- _What you have to do_
Among the entries below, find the lines with the word "Page" and return them.

(Items from an interface collection)
* * *
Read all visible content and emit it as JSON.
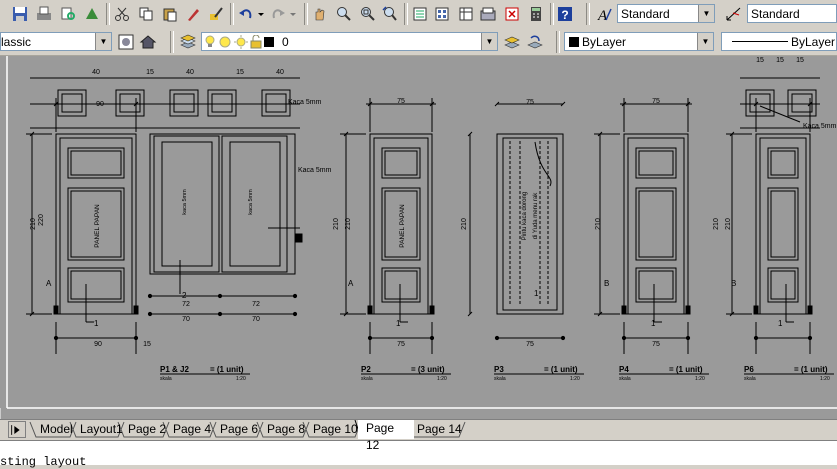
{
  "toolbar": {
    "text_style": "Standard",
    "dim_style": "Standard",
    "workspace": "lassic",
    "layer_current": "0",
    "color_control": "ByLayer",
    "linetype_control": "ByLayer"
  },
  "icons": [
    "save-icon",
    "plot-icon",
    "plot-preview-icon",
    "publish-icon",
    "cut-icon",
    "copy-icon",
    "paste-icon",
    "match-properties-icon",
    "block-editor-icon",
    "undo-icon",
    "redo-icon",
    "pan-icon",
    "zoom-realtime-icon",
    "zoom-window-icon",
    "zoom-previous-icon",
    "properties-icon",
    "design-center-icon",
    "tool-palettes-icon",
    "sheet-set-icon",
    "markup-icon",
    "calculator-icon",
    "help-icon",
    "text-style-icon",
    "dim-style-icon",
    "workspace-settings-icon",
    "workspace-home-icon",
    "layer-properties-icon",
    "make-object-layer-current-icon",
    "layer-previous-icon"
  ],
  "layout_tabs": [
    "Model",
    "Layout1",
    "Page 2",
    "Page 4",
    "Page 6",
    "Page 8",
    "Page 10",
    "Page 12",
    "Page 14"
  ],
  "active_tab": "Page 12",
  "command_line": "sting layout",
  "drawing": {
    "dims_small": [
      "40",
      "15",
      "40",
      "15",
      "40",
      "15",
      "15",
      "15"
    ],
    "dims_top": [
      "90",
      "75",
      "75",
      "75"
    ],
    "dims_height": [
      "210",
      "220",
      "210",
      "210",
      "210",
      "210",
      "210",
      "210"
    ],
    "dims_bottom": [
      "90",
      "75",
      "75",
      "75",
      "15",
      "70",
      "70",
      "72",
      "72"
    ],
    "panel_labels": [
      "PANEL PAPAN",
      "PANEL PAPAN"
    ],
    "glass_labels": [
      "kaca 5mm",
      "kaca 5mm"
    ],
    "annotations": [
      "Kaca 5mm",
      "Kaca 5mm",
      "Kaca 5mm"
    ],
    "sliding_label_1": "Pintu kaca dorong",
    "sliding_label_2": "di Yuda menu rak",
    "section_marks": [
      "A",
      "A",
      "B",
      "B"
    ],
    "callout_numbers": [
      "1",
      "1",
      "1",
      "1",
      "1",
      "2"
    ],
    "door_titles": [
      {
        "code": "P1 & J2",
        "qty": "= (1 unit)",
        "sub": "skala",
        "scale": "1:20"
      },
      {
        "code": "P2",
        "qty": "= (3 unit)",
        "sub": "skala",
        "scale": "1:20"
      },
      {
        "code": "P3",
        "qty": "= (1 unit)",
        "sub": "skala",
        "scale": "1:20"
      },
      {
        "code": "P4",
        "qty": "= (1 unit)",
        "sub": "skala",
        "scale": "1:20"
      },
      {
        "code": "P6",
        "qty": "= (1 unit)",
        "sub": "skala",
        "scale": "1:20"
      }
    ]
  }
}
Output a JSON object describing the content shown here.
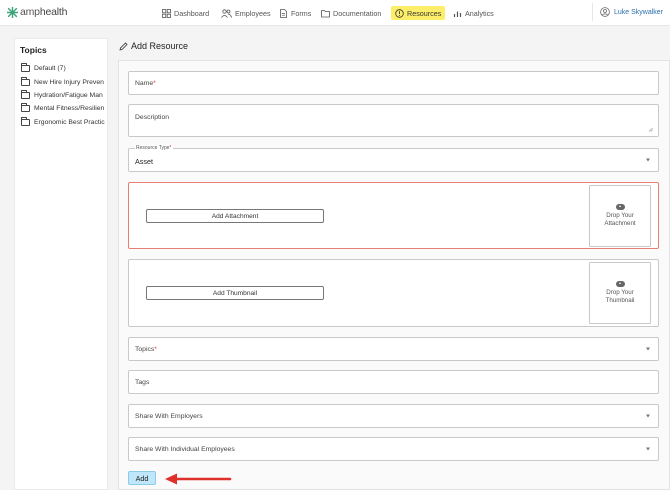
{
  "brand": {
    "name_prefix": "amp",
    "name_suffix": "health"
  },
  "nav": {
    "dashboard": "Dashboard",
    "employees": "Employees",
    "forms": "Forms",
    "documentation": "Documentation",
    "resources": "Resources",
    "analytics": "Analytics",
    "active": "resources"
  },
  "user": {
    "name": "Luke Skywalker"
  },
  "sidebar": {
    "title": "Topics",
    "items": [
      {
        "label": "Default (7)"
      },
      {
        "label": "New Hire Injury Preven"
      },
      {
        "label": "Hydration/Fatigue Man"
      },
      {
        "label": "Mental Fitness/Resilien"
      },
      {
        "label": "Ergonomic Best Practic"
      }
    ]
  },
  "form": {
    "title": "Add Resource",
    "name_label": "Name",
    "description_label": "Description",
    "resource_type_label": "Resource Type",
    "resource_type_value": "Asset",
    "add_attachment_label": "Add Attachment",
    "drop_attachment_line1": "Drop Your",
    "drop_attachment_line2": "Attachment",
    "add_thumbnail_label": "Add Thumbnail",
    "drop_thumbnail_line1": "Drop Your",
    "drop_thumbnail_line2": "Thumbnail",
    "topics_label": "Topics",
    "tags_label": "Tags",
    "share_employers_label": "Share With Employers",
    "share_employees_label": "Share With Individual Employees",
    "required_mark": "*",
    "submit_label": "Add"
  },
  "colors": {
    "accent_active_nav": "#fdee6a",
    "user_link": "#2a6fb0",
    "error_border": "#e57f74",
    "submit_bg": "#bfe6fa",
    "annotation_arrow": "#e0302a"
  }
}
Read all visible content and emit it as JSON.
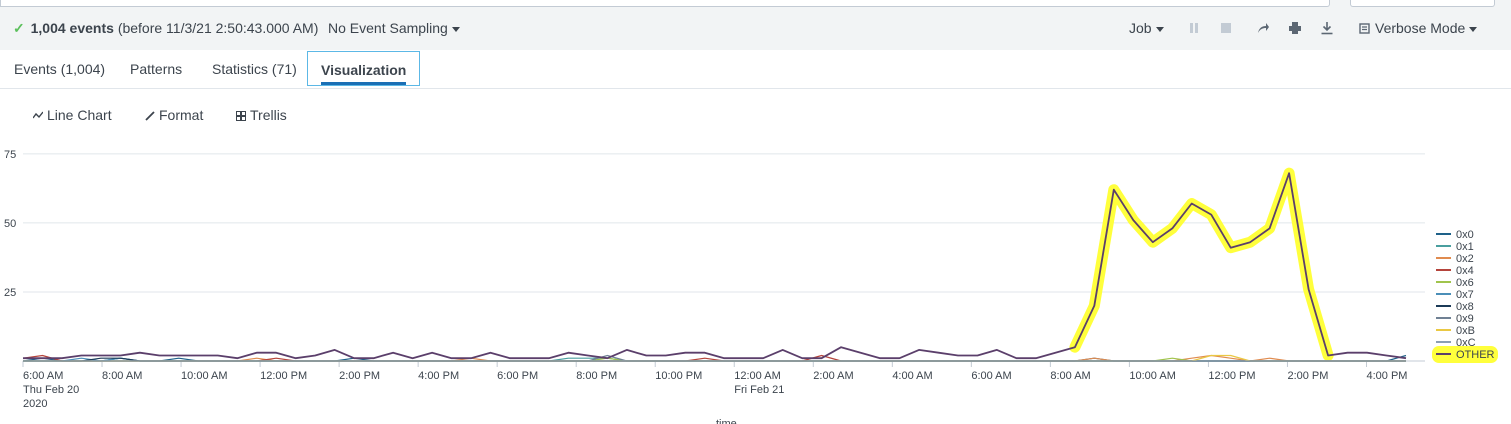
{
  "header": {
    "event_count": "1,004 events",
    "event_time": "(before 11/3/21 2:50:43.000 AM)",
    "sampling": "No Event Sampling",
    "job": "Job",
    "mode": "Verbose Mode"
  },
  "tabs": [
    {
      "label": "Events (1,004)"
    },
    {
      "label": "Patterns"
    },
    {
      "label": "Statistics (71)"
    },
    {
      "label": "Visualization"
    }
  ],
  "toolbar": {
    "line_chart": "Line Chart",
    "format": "Format",
    "trellis": "Trellis"
  },
  "chart_data": {
    "type": "line",
    "title": "",
    "xlabel": "time",
    "ylabel": "",
    "ylim": [
      0,
      80
    ],
    "yticks": [
      25,
      50,
      75
    ],
    "grid": true,
    "legend_position": "right",
    "x_start": "2020-02-20T06:00",
    "x_end": "2020-02-21T17:00",
    "x_step": "30 min",
    "xticks": [
      {
        "at": "2020-02-20T06:00",
        "label": "6:00 AM",
        "sub1": "Thu Feb 20",
        "sub2": "2020"
      },
      {
        "at": "2020-02-20T08:00",
        "label": "8:00 AM"
      },
      {
        "at": "2020-02-20T10:00",
        "label": "10:00 AM"
      },
      {
        "at": "2020-02-20T12:00",
        "label": "12:00 PM"
      },
      {
        "at": "2020-02-20T14:00",
        "label": "2:00 PM"
      },
      {
        "at": "2020-02-20T16:00",
        "label": "4:00 PM"
      },
      {
        "at": "2020-02-20T18:00",
        "label": "6:00 PM"
      },
      {
        "at": "2020-02-20T20:00",
        "label": "8:00 PM"
      },
      {
        "at": "2020-02-20T22:00",
        "label": "10:00 PM"
      },
      {
        "at": "2020-02-21T00:00",
        "label": "12:00 AM",
        "sub1": "Fri Feb 21"
      },
      {
        "at": "2020-02-21T02:00",
        "label": "2:00 AM"
      },
      {
        "at": "2020-02-21T04:00",
        "label": "4:00 AM"
      },
      {
        "at": "2020-02-21T06:00",
        "label": "6:00 AM"
      },
      {
        "at": "2020-02-21T08:00",
        "label": "8:00 AM"
      },
      {
        "at": "2020-02-21T10:00",
        "label": "10:00 AM"
      },
      {
        "at": "2020-02-21T12:00",
        "label": "12:00 PM"
      },
      {
        "at": "2020-02-21T14:00",
        "label": "2:00 PM"
      },
      {
        "at": "2020-02-21T16:00",
        "label": "4:00 PM"
      }
    ],
    "series": [
      {
        "name": "0x0",
        "color": "#1e6189",
        "values": [
          0,
          1,
          0,
          0,
          0,
          1,
          0,
          0,
          1,
          0,
          0,
          0,
          0,
          0,
          0,
          0,
          0,
          1,
          0,
          0,
          0,
          0,
          0,
          0,
          0,
          0,
          0,
          0,
          0,
          0,
          0,
          0,
          0,
          0,
          0,
          0,
          0,
          0,
          0,
          0,
          0,
          0,
          0,
          0,
          0,
          0,
          0,
          0,
          0,
          0,
          0,
          0,
          0,
          0,
          0,
          1,
          0,
          0,
          0,
          0,
          0,
          0,
          0,
          0,
          0,
          0,
          0,
          0,
          0,
          0,
          0,
          2
        ]
      },
      {
        "name": "0x1",
        "color": "#4a9f9f",
        "values": [
          0,
          0,
          0,
          0,
          0,
          0,
          0,
          0,
          0,
          0,
          0,
          0,
          0,
          0,
          0,
          0,
          0,
          0,
          0,
          0,
          0,
          0,
          0,
          0,
          0,
          0,
          0,
          0,
          1,
          1,
          1,
          0,
          0,
          0,
          0,
          0,
          0,
          0,
          0,
          0,
          0,
          0,
          0,
          0,
          0,
          0,
          0,
          0,
          0,
          0,
          0,
          0,
          0,
          0,
          0,
          0,
          0,
          0,
          0,
          0,
          0,
          0,
          0,
          0,
          0,
          0,
          0,
          0,
          0,
          0,
          0,
          0
        ]
      },
      {
        "name": "0x2",
        "color": "#e08b4f",
        "values": [
          0,
          0,
          0,
          0,
          0,
          0,
          0,
          0,
          0,
          0,
          0,
          0,
          1,
          0,
          0,
          0,
          0,
          0,
          0,
          0,
          0,
          0,
          0,
          1,
          0,
          0,
          0,
          0,
          0,
          0,
          0,
          0,
          0,
          0,
          0,
          0,
          0,
          0,
          0,
          0,
          0,
          0,
          0,
          0,
          0,
          0,
          0,
          0,
          0,
          0,
          0,
          0,
          0,
          0,
          0,
          1,
          0,
          0,
          0,
          0,
          1,
          2,
          1,
          0,
          1,
          0,
          0,
          0,
          0,
          0,
          0,
          0
        ]
      },
      {
        "name": "0x4",
        "color": "#b5443b",
        "values": [
          1,
          2,
          0,
          0,
          0,
          0,
          0,
          0,
          0,
          0,
          0,
          0,
          0,
          1,
          0,
          0,
          0,
          0,
          0,
          0,
          0,
          0,
          0,
          0,
          0,
          0,
          0,
          0,
          0,
          0,
          0,
          0,
          0,
          0,
          0,
          1,
          0,
          0,
          0,
          0,
          0,
          2,
          0,
          0,
          0,
          0,
          0,
          0,
          0,
          0,
          0,
          0,
          0,
          0,
          0,
          0,
          0,
          0,
          0,
          0,
          0,
          0,
          0,
          0,
          0,
          0,
          0,
          0,
          0,
          0,
          0,
          0
        ]
      },
      {
        "name": "0x6",
        "color": "#a0c44c",
        "values": [
          0,
          0,
          0,
          0,
          0,
          0,
          0,
          0,
          0,
          0,
          0,
          0,
          0,
          0,
          0,
          0,
          0,
          0,
          0,
          0,
          0,
          0,
          0,
          0,
          0,
          0,
          0,
          0,
          0,
          0,
          1,
          0,
          0,
          0,
          0,
          0,
          0,
          0,
          0,
          0,
          0,
          0,
          0,
          0,
          0,
          0,
          0,
          0,
          0,
          0,
          0,
          0,
          0,
          0,
          0,
          0,
          0,
          0,
          0,
          1,
          0,
          0,
          0,
          0,
          0,
          0,
          0,
          0,
          0,
          0,
          0,
          0
        ]
      },
      {
        "name": "0x7",
        "color": "#4b8fb8",
        "values": [
          0,
          0,
          0,
          1,
          0,
          1,
          0,
          0,
          0,
          0,
          0,
          0,
          0,
          0,
          0,
          0,
          0,
          0,
          0,
          0,
          0,
          0,
          0,
          0,
          0,
          0,
          0,
          0,
          0,
          0,
          0,
          0,
          0,
          0,
          0,
          0,
          0,
          0,
          0,
          0,
          0,
          0,
          0,
          0,
          0,
          0,
          0,
          0,
          0,
          0,
          0,
          0,
          0,
          0,
          0,
          0,
          0,
          0,
          0,
          0,
          0,
          0,
          0,
          0,
          0,
          0,
          0,
          0,
          0,
          0,
          0,
          0
        ]
      },
      {
        "name": "0x8",
        "color": "#1b3a57",
        "values": [
          0,
          0,
          0,
          0,
          1,
          1,
          0,
          0,
          0,
          0,
          0,
          0,
          0,
          0,
          0,
          0,
          0,
          0,
          0,
          0,
          0,
          0,
          0,
          0,
          0,
          0,
          0,
          0,
          0,
          0,
          0,
          0,
          0,
          0,
          0,
          0,
          0,
          0,
          0,
          0,
          0,
          0,
          0,
          0,
          0,
          0,
          0,
          0,
          0,
          0,
          0,
          0,
          0,
          0,
          0,
          0,
          0,
          0,
          0,
          0,
          0,
          0,
          0,
          0,
          0,
          0,
          0,
          0,
          0,
          0,
          0,
          0
        ]
      },
      {
        "name": "0x9",
        "color": "#708194",
        "values": [
          0,
          0,
          0,
          0,
          0,
          0,
          0,
          0,
          0,
          0,
          0,
          0,
          0,
          0,
          0,
          0,
          0,
          0,
          0,
          0,
          0,
          0,
          0,
          0,
          0,
          0,
          0,
          0,
          0,
          0,
          2,
          0,
          0,
          0,
          0,
          0,
          0,
          0,
          0,
          0,
          0,
          0,
          0,
          0,
          0,
          0,
          0,
          0,
          0,
          0,
          0,
          0,
          0,
          0,
          0,
          0,
          0,
          0,
          0,
          0,
          0,
          0,
          0,
          0,
          0,
          0,
          0,
          0,
          0,
          0,
          0,
          0
        ]
      },
      {
        "name": "0xB",
        "color": "#eac843",
        "values": [
          0,
          0,
          0,
          0,
          0,
          0,
          0,
          0,
          0,
          0,
          0,
          0,
          0,
          0,
          0,
          0,
          0,
          0,
          0,
          0,
          0,
          0,
          0,
          0,
          0,
          0,
          0,
          0,
          0,
          0,
          0,
          0,
          0,
          0,
          0,
          0,
          0,
          0,
          0,
          0,
          0,
          0,
          0,
          0,
          0,
          0,
          0,
          0,
          0,
          0,
          0,
          0,
          0,
          0,
          0,
          0,
          0,
          0,
          0,
          0,
          0,
          2,
          2,
          0,
          0,
          0,
          0,
          0,
          0,
          0,
          0,
          0
        ]
      },
      {
        "name": "0xC",
        "color": "#8a9eb3",
        "values": [
          0,
          0,
          0,
          0,
          0,
          0,
          0,
          0,
          0,
          0,
          0,
          0,
          0,
          0,
          0,
          0,
          0,
          0,
          0,
          0,
          0,
          0,
          0,
          0,
          0,
          0,
          0,
          0,
          0,
          0,
          0,
          0,
          0,
          0,
          0,
          0,
          0,
          0,
          0,
          0,
          0,
          0,
          0,
          0,
          0,
          0,
          0,
          0,
          0,
          0,
          0,
          0,
          0,
          0,
          0,
          0,
          0,
          0,
          0,
          0,
          0,
          0,
          0,
          0,
          0,
          0,
          0,
          0,
          0,
          0,
          0,
          0
        ]
      },
      {
        "name": "OTHER",
        "color": "#5b3f6b",
        "values": [
          1,
          1,
          1,
          2,
          2,
          2,
          3,
          2,
          2,
          2,
          2,
          1,
          3,
          3,
          1,
          2,
          4,
          1,
          1,
          3,
          1,
          3,
          1,
          1,
          3,
          1,
          1,
          1,
          3,
          2,
          1,
          4,
          2,
          2,
          3,
          3,
          1,
          1,
          1,
          4,
          1,
          1,
          5,
          3,
          1,
          1,
          4,
          3,
          2,
          2,
          4,
          1,
          1,
          3,
          5,
          20,
          62,
          51,
          43,
          48,
          57,
          53,
          41,
          43,
          48,
          68,
          26,
          2,
          3,
          3,
          2,
          1
        ]
      }
    ]
  },
  "legend_highlight_color": "#ffff3c",
  "annotation_color": "#ffff3c"
}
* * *
- _Answer_
    "Page 2",
    "Page 4",
    "Page 6",
    "Page 8",
    "Page 10",
    "Page 12",
    "Page 14"
  "active_tab": "Page 12",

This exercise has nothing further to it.